START Supplied data
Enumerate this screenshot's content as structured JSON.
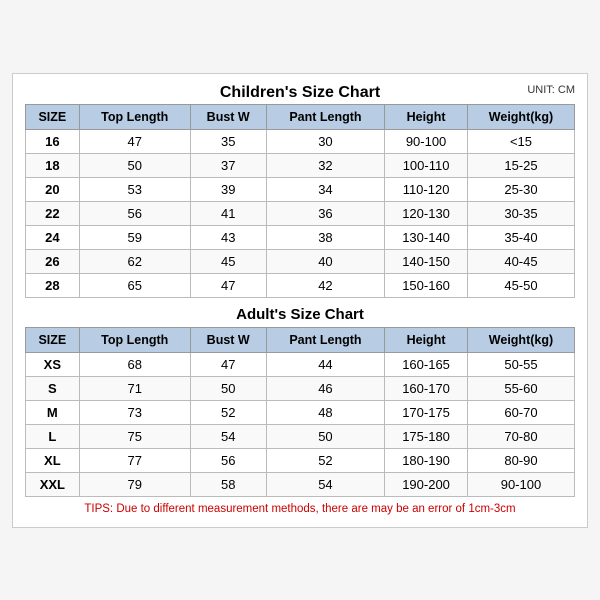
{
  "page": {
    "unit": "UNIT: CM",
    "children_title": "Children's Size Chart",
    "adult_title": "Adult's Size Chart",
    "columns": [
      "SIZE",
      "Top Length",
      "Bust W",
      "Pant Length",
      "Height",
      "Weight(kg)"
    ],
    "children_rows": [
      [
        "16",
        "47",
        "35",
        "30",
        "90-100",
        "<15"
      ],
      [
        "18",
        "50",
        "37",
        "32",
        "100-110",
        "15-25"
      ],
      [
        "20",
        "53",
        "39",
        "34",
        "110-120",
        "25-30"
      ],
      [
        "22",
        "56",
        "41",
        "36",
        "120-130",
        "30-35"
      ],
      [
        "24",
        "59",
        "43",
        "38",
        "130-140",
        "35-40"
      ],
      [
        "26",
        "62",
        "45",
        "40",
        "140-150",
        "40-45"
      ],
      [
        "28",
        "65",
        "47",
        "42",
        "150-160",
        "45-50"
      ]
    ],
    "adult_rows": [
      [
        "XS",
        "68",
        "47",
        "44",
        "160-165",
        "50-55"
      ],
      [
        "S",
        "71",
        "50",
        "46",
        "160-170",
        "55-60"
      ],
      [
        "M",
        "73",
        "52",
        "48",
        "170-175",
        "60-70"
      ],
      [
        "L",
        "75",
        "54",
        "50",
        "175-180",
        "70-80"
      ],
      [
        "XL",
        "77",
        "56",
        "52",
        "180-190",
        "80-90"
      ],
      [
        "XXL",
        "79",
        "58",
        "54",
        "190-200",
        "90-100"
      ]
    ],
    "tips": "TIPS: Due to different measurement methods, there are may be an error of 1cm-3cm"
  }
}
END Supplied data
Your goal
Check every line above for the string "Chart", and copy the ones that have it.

Solution for this task
    "children_title": "Children's Size Chart",
    "adult_title": "Adult's Size Chart",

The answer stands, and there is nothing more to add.